On the second official day of the PDC 2008, me and many colleagues from the Dutch .NET community attended the introduction session titled “A lap around Oslo”. Up to this session, Oslo was something nobody really knew about other than that is was somewhat related to the next evolution of SOA and Domain Specific Languages.
So what is Oslo really? Well, the answer is not really that simple. As a matter of fact, after finishing the session, both me, Dennis Vroegop and Alex Thissen were still a bit unsecure about what it really was. And even after attending the subsequent session by Don Box, we still had a lot of questions. But after some hefty discussions we managed to get our ideas aligned, at least, as far as we could tell. So to make sure we were right, we went to the Pavilion where Microsoft had setup many technical booths, and talked to Douglus Purdy, the host of this session. And as a matter of fact, it looks like we were right indeed. “So then, tell me”, I hear you think…
At a high level, it is the combination of two tools codenamed “IntelliPad” and “Quadrant” (see screenshot), a few compilers, the “M” programming language and a database repository. M can be used to write a text-based Domain Specific Language (DSL) consisting of data structures and language grammar, and let that compile, through some intermediate steps, into a XAML file representing an object graph consisting of expressions and statements. For every DSL, you need to create a runtime engine that knows what to do with that XAML file. Moreover, a shared characteristic of all those DSLs is that both the structure of the language as well as the domain-specific data is stored in a central SQL Server repository.
An example of such a DSL is what Microsoft calls “mschema”. This ‘language’ allows you to ‘sketch’ the structure of a business domain model by specifying values and relationships using a very simple syntax. The corresponding compiler will infer the formal data structures from that and generate a XAML file representing the values and structure of the domain model. This compiler will also execute the necessary T-SQL to setup the corresponding tables and columns for you. The runtime can then be used to execute various LINQ-style queries on the data or insert new data using another DSL called “mgraph”.
Another example of a working DSL is “mservice” what was what we were waiting for when we entered the session. It basically represents a textual domain-specific language for defining WCF services where the implementation is handled by a Windows Workflow. From what we saw, it was very powerful. With just a few lines you can setup a few operations and an endpoint, and define a fairly straightforward workflow without the need to use any activities or other WF-specific artifacts. In this DSL, the runtime is responsible for dynamically creating a WCF service, setting up the endpoint and required binding configuration, hosting the WF runtime environment and injecting the workflow matching the language.

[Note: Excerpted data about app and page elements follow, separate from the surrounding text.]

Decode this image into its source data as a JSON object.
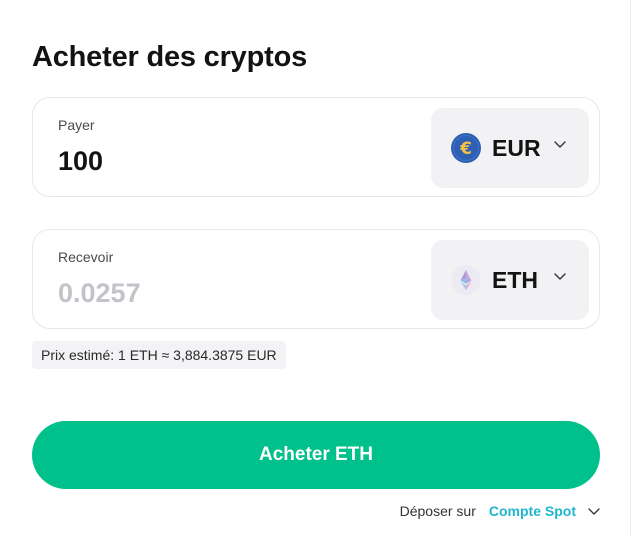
{
  "page_title": "Acheter des cryptos",
  "pay": {
    "label": "Payer",
    "amount": "100",
    "currency": {
      "code": "EUR",
      "icon": "euro-coin-icon",
      "color": "#2f5fb3"
    }
  },
  "receive": {
    "label": "Recevoir",
    "amount_placeholder": "0.0257",
    "currency": {
      "code": "ETH",
      "icon": "ethereum-icon"
    }
  },
  "estimated_price": "Prix estimé: 1 ETH ≈ 3,884.3875 EUR",
  "buy_button_label": "Acheter ETH",
  "deposit": {
    "label": "Déposer sur",
    "account": "Compte Spot"
  },
  "colors": {
    "accent": "#00c08b",
    "link": "#1fb6cf",
    "muted_value": "#c3c3c9"
  }
}
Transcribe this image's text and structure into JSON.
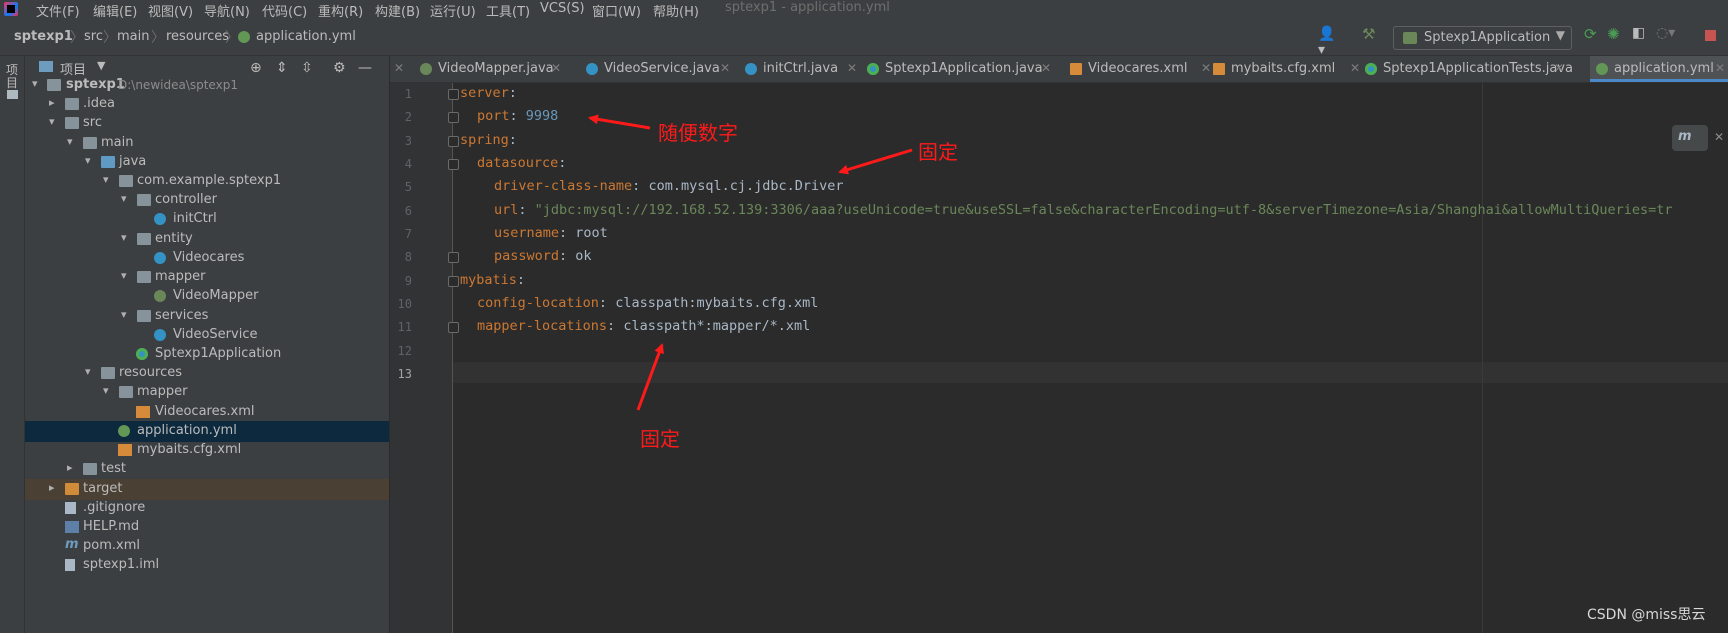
{
  "menubar": {
    "items": [
      "文件(F)",
      "编辑(E)",
      "视图(V)",
      "导航(N)",
      "代码(C)",
      "重构(R)",
      "构建(B)",
      "运行(U)",
      "工具(T)",
      "VCS(S)",
      "窗口(W)",
      "帮助(H)"
    ],
    "window_title": "sptexp1 - application.yml"
  },
  "breadcrumb": [
    "sptexp1",
    "src",
    "main",
    "resources",
    "application.yml"
  ],
  "run_config": "Sptexp1Application",
  "tool_strip_label": "项目",
  "project_panel": {
    "title": "项目",
    "tree": [
      {
        "label": "sptexp1",
        "path": "D:\\newidea\\sptexp1",
        "icon": "folder-icon"
      },
      {
        "label": ".idea",
        "icon": "folder-icon"
      },
      {
        "label": "src",
        "icon": "folder-icon"
      },
      {
        "label": "main",
        "icon": "folder-icon"
      },
      {
        "label": "java",
        "icon": "source-folder-icon"
      },
      {
        "label": "com.example.sptexp1",
        "icon": "package-icon"
      },
      {
        "label": "controller",
        "icon": "package-icon"
      },
      {
        "label": "initCtrl",
        "icon": "class-icon"
      },
      {
        "label": "entity",
        "icon": "package-icon"
      },
      {
        "label": "Videocares",
        "icon": "class-icon"
      },
      {
        "label": "mapper",
        "icon": "package-icon"
      },
      {
        "label": "VideoMapper",
        "icon": "interface-icon"
      },
      {
        "label": "services",
        "icon": "package-icon"
      },
      {
        "label": "VideoService",
        "icon": "class-icon"
      },
      {
        "label": "Sptexp1Application",
        "icon": "spring-boot-icon"
      },
      {
        "label": "resources",
        "icon": "resources-folder-icon"
      },
      {
        "label": "mapper",
        "icon": "folder-icon"
      },
      {
        "label": "Videocares.xml",
        "icon": "xml-file-icon"
      },
      {
        "label": "application.yml",
        "icon": "yml-file-icon"
      },
      {
        "label": "mybaits.cfg.xml",
        "icon": "xml-file-icon"
      },
      {
        "label": "test",
        "icon": "folder-icon"
      },
      {
        "label": "target",
        "icon": "excluded-folder-icon"
      },
      {
        "label": ".gitignore",
        "icon": "text-file-icon"
      },
      {
        "label": "HELP.md",
        "icon": "markdown-file-icon"
      },
      {
        "label": "pom.xml",
        "icon": "maven-icon"
      },
      {
        "label": "sptexp1.iml",
        "icon": "module-file-icon"
      }
    ]
  },
  "tabs": [
    {
      "label": "VideoMapper.java",
      "icon": "interface-icon",
      "color": "#6a8759"
    },
    {
      "label": "VideoService.java",
      "icon": "class-icon",
      "color": "#3592c4"
    },
    {
      "label": "initCtrl.java",
      "icon": "class-icon",
      "color": "#3592c4"
    },
    {
      "label": "Sptexp1Application.java",
      "icon": "spring-boot-icon",
      "color": "#3592c4"
    },
    {
      "label": "Videocares.xml",
      "icon": "xml-file-icon",
      "color": "#d68b3b"
    },
    {
      "label": "mybaits.cfg.xml",
      "icon": "xml-file-icon",
      "color": "#d68b3b"
    },
    {
      "label": "Sptexp1ApplicationTests.java",
      "icon": "spring-boot-icon",
      "color": "#3592c4"
    },
    {
      "label": "application.yml",
      "icon": "yml-file-icon",
      "color": "#629755"
    }
  ],
  "editor": {
    "line_numbers": [
      "1",
      "2",
      "3",
      "4",
      "5",
      "6",
      "7",
      "8",
      "9",
      "10",
      "11",
      "12",
      "13"
    ],
    "lines": [
      {
        "key": "server",
        "value": ""
      },
      {
        "key": "port",
        "value": "9998"
      },
      {
        "key": "spring",
        "value": ""
      },
      {
        "key": "datasource",
        "value": ""
      },
      {
        "key": "driver-class-name",
        "value": "com.mysql.cj.jdbc.Driver"
      },
      {
        "key": "url",
        "value": "\"jdbc:mysql://192.168.52.139:3306/aaa?useUnicode=true&useSSL=false&characterEncoding=utf-8&serverTimezone=Asia/Shanghai&allowMultiQueries=tr"
      },
      {
        "key": "username",
        "value": "root"
      },
      {
        "key": "password",
        "value": "ok"
      },
      {
        "key": "mybatis",
        "value": ""
      },
      {
        "key": "config-location",
        "value": "classpath:mybaits.cfg.xml"
      },
      {
        "key": "mapper-locations",
        "value": "classpath*:mapper/*.xml"
      }
    ]
  },
  "annotations": {
    "port_note": "随便数字",
    "driver_note": "固定",
    "mapper_note": "固定",
    "color": "#ff1a1a"
  },
  "watermark": "CSDN @miss思云"
}
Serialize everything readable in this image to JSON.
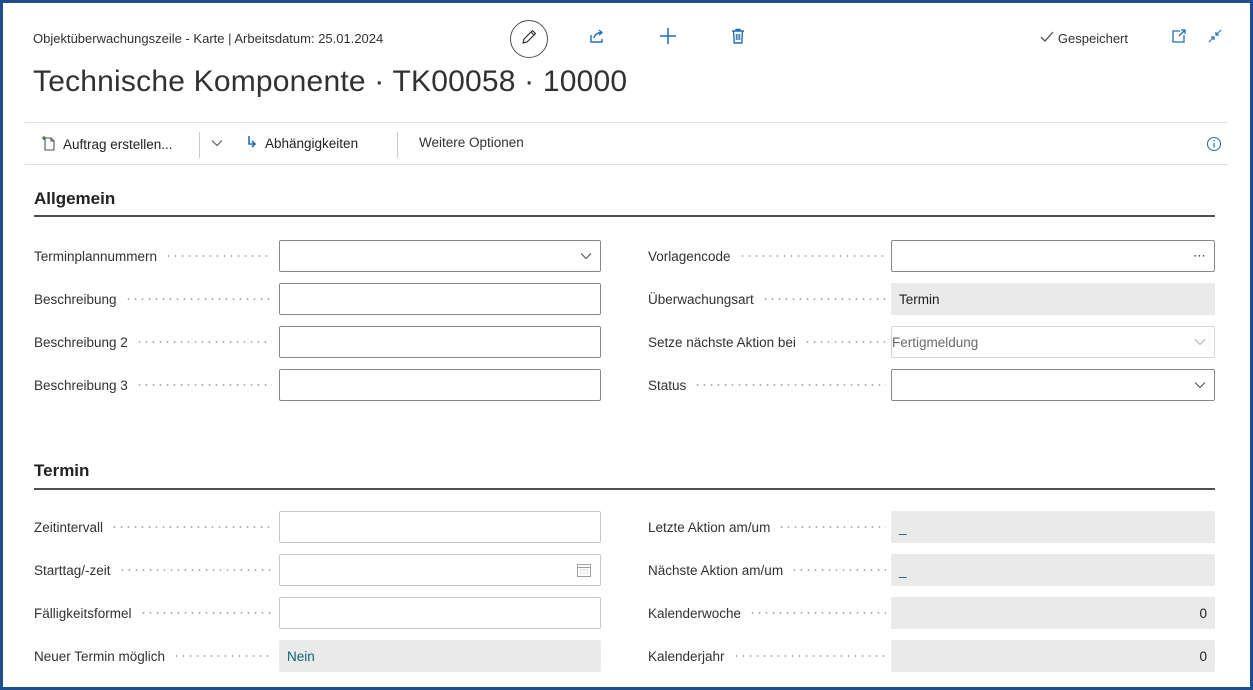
{
  "header": {
    "caption": "Objektüberwachungszeile - Karte | Arbeitsdatum: 25.01.2024",
    "saved_label": "Gespeichert",
    "title": "Technische Komponente · TK00058 · 10000"
  },
  "actions": {
    "create_order": "Auftrag erstellen...",
    "dependencies": "Abhängigkeiten",
    "more_options": "Weitere Optionen"
  },
  "general": {
    "title": "Allgemein",
    "schedule_plan_numbers": {
      "label": "Terminplannummern",
      "value": ""
    },
    "description": {
      "label": "Beschreibung",
      "value": ""
    },
    "description2": {
      "label": "Beschreibung 2",
      "value": ""
    },
    "description3": {
      "label": "Beschreibung 3",
      "value": ""
    },
    "template_code": {
      "label": "Vorlagencode",
      "value": ""
    },
    "monitoring_type": {
      "label": "Überwachungsart",
      "value": "Termin"
    },
    "next_action_at": {
      "label": "Setze nächste Aktion bei",
      "value": "Fertigmeldung"
    },
    "status": {
      "label": "Status",
      "value": ""
    }
  },
  "schedule": {
    "title": "Termin",
    "interval": {
      "label": "Zeitintervall",
      "value": ""
    },
    "start": {
      "label": "Starttag/-zeit",
      "value": ""
    },
    "due_formula": {
      "label": "Fälligkeitsformel",
      "value": ""
    },
    "new_date_possible": {
      "label": "Neuer Termin möglich",
      "value": "Nein"
    },
    "last_action": {
      "label": "Letzte Aktion am/um",
      "value": "_"
    },
    "next_action": {
      "label": "Nächste Aktion am/um",
      "value": "_"
    },
    "calendar_week": {
      "label": "Kalenderwoche",
      "value": "0"
    },
    "calendar_year": {
      "label": "Kalenderjahr",
      "value": "0"
    }
  },
  "colors": {
    "accent": "#1f4e8c",
    "teal": "#0a6372",
    "readonly_bg": "#eaeaea"
  },
  "icons": [
    "pencil-icon",
    "share-icon",
    "plus-icon",
    "delete-icon",
    "checkmark-icon",
    "open-new-window-icon",
    "collapse-icon",
    "new-document-icon",
    "chevron-down-icon",
    "dependencies-arrow-icon",
    "info-icon",
    "ellipsis-icon",
    "calendar-icon"
  ]
}
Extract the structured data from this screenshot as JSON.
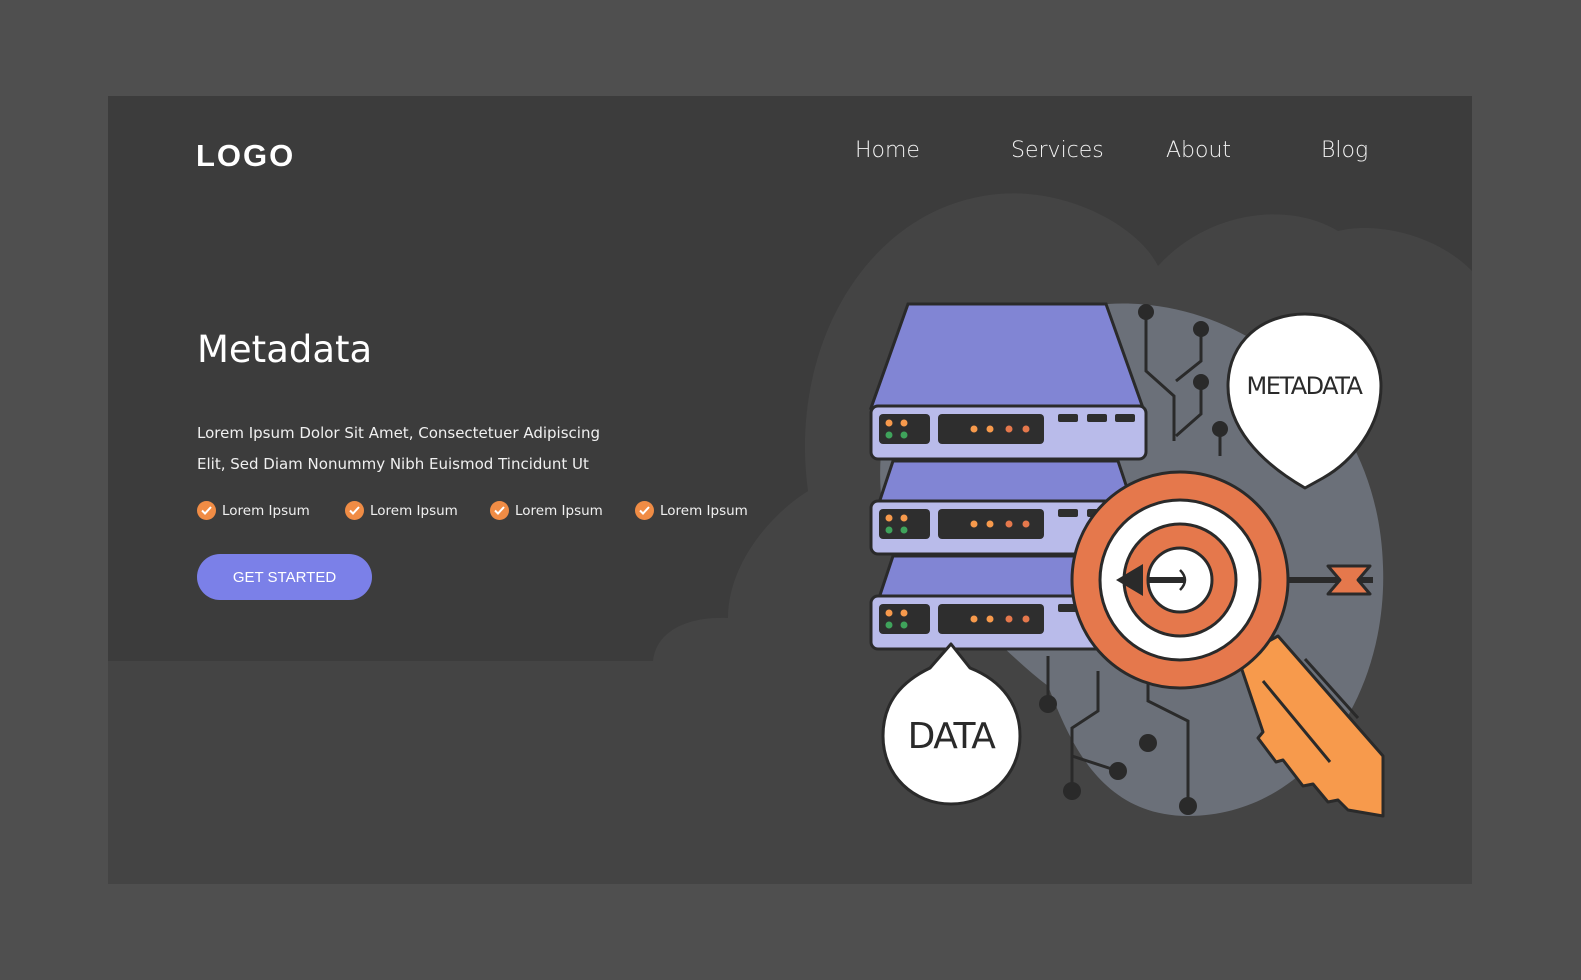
{
  "header": {
    "logo": "LOGO",
    "nav": [
      {
        "label": "Home"
      },
      {
        "label": "Services"
      },
      {
        "label": "About"
      },
      {
        "label": "Blog"
      }
    ]
  },
  "hero": {
    "title": "Metadata",
    "description": "Lorem Ipsum Dolor Sit Amet, Consectetuer Adipiscing Elit, Sed Diam Nonummy Nibh Euismod Tincidunt Ut",
    "features": [
      {
        "label": "Lorem Ipsum",
        "icon": "check-circle-icon"
      },
      {
        "label": "Lorem Ipsum",
        "icon": "check-circle-icon"
      },
      {
        "label": "Lorem Ipsum",
        "icon": "check-circle-icon"
      },
      {
        "label": "Lorem Ipsum",
        "icon": "check-circle-icon"
      }
    ],
    "cta_label": "GET STARTED"
  },
  "illustration": {
    "bubble_metadata": "METADATA",
    "bubble_data": "DATA",
    "icons": [
      "server-stack-icon",
      "target-icon",
      "arrow-icon",
      "key-icon",
      "circuit-icon"
    ]
  },
  "colors": {
    "page_bg": "#4f4f4f",
    "card_bg": "#3c3c3c",
    "cloud": "#444444",
    "accent_button": "#7b80e8",
    "check_orange": "#f08c45",
    "server_top": "#8185d4",
    "server_front": "#b9bbea",
    "target_orange": "#e5784c",
    "key_orange": "#f79a4c",
    "circuit_bg": "#6b7079"
  }
}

Even better, the entire implementation of the service operation is handled by this same runtime.
So how do Quadrant and IntelliPad fit into this? Well, IntelliPad is a textual tool to write the DSL itself, to query for or update/insert domain-specific data, and to preview how this all ends up into XAML. Quadrant is a very powerful graphical tool written in WPF that you can use to visualize the domain-specific data in almost infinite different ways, even if they originate from a completely different DSL. So if you combine for instance “mschema” and “mservice”, you can build a running service-oriented architecture just by using the visual designer.
As a matter of fact, the entire tool, including configuration settings, UI elements such as the Ribbon, and its visualization engine can be modified by drilling down through the models that make up the application. It’s like the ultimate meta-meta tool. So apparently, Microsoft has used their own “M” language to create DSLs for the different aspects of this application. However, as of now, it is still a bit vague what role “Quadrant” is really intended to play. It is at a minimum a developer tool, but it should be possible to customize it (again, visually, not with coding) to turn it in a very powerful exploratory data viewer.
Is this all? Not really. In fact, even after the many discussions we had, there are still some aspects we are not entirely confident we get yet.
- The “M” language specifies ways for defining data structures that you can use in your DSL. But is that the same as “mschema”? And if so, can use “mschema” in your own DSL to have a nice composable way of reusing DSLs?
- How does “mgraph” fit into this? Is it just another DSL written with “M”? Or is it part of the “M” language specification itself?
If anybody could enlight me on that, I’d love to here from you…